(TASK STATEMENT):
Print out every record below, exactly as written.

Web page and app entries
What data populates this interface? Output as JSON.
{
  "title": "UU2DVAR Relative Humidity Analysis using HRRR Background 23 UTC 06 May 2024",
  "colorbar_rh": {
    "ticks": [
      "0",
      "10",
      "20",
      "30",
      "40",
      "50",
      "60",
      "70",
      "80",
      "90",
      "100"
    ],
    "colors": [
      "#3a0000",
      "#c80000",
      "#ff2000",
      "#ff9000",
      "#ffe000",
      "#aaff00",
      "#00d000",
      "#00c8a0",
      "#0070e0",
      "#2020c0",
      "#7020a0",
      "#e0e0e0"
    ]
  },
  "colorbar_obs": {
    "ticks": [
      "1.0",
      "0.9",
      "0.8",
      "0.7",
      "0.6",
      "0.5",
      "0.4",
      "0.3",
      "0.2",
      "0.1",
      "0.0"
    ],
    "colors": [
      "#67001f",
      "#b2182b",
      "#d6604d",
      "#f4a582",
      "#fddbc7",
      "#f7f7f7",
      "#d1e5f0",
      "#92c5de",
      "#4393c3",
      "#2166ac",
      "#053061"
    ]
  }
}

(EXERCISE SOLUTION):
What data populates this interface? Output as JSON.
{
  "title": "UU2DVAR Relative Humidity Analysis using HRRR Background 23 UTC 06 May 2024",
  "colorbar_rh": {
    "ticks": [
      "0",
      "10",
      "20",
      "30",
      "40",
      "50",
      "60",
      "70",
      "80",
      "90",
      "100"
    ],
    "colors": [
      "#3a0000",
      "#c80000",
      "#ff2000",
      "#ff9000",
      "#ffe000",
      "#aaff00",
      "#00d000",
      "#00c8a0",
      "#0070e0",
      "#2020c0",
      "#7020a0",
      "#e0e0e0"
    ]
  },
  "colorbar_obs": {
    "ticks": [
      "1.0",
      "0.9",
      "0.8",
      "0.7",
      "0.6",
      "0.5",
      "0.4",
      "0.3",
      "0.2",
      "0.1",
      "0.0"
    ],
    "colors": [
      "#67001f",
      "#b2182b",
      "#d6604d",
      "#f4a582",
      "#fddbc7",
      "#f7f7f7",
      "#d1e5f0",
      "#92c5de",
      "#4393c3",
      "#2166ac",
      "#053061"
    ]
  }
}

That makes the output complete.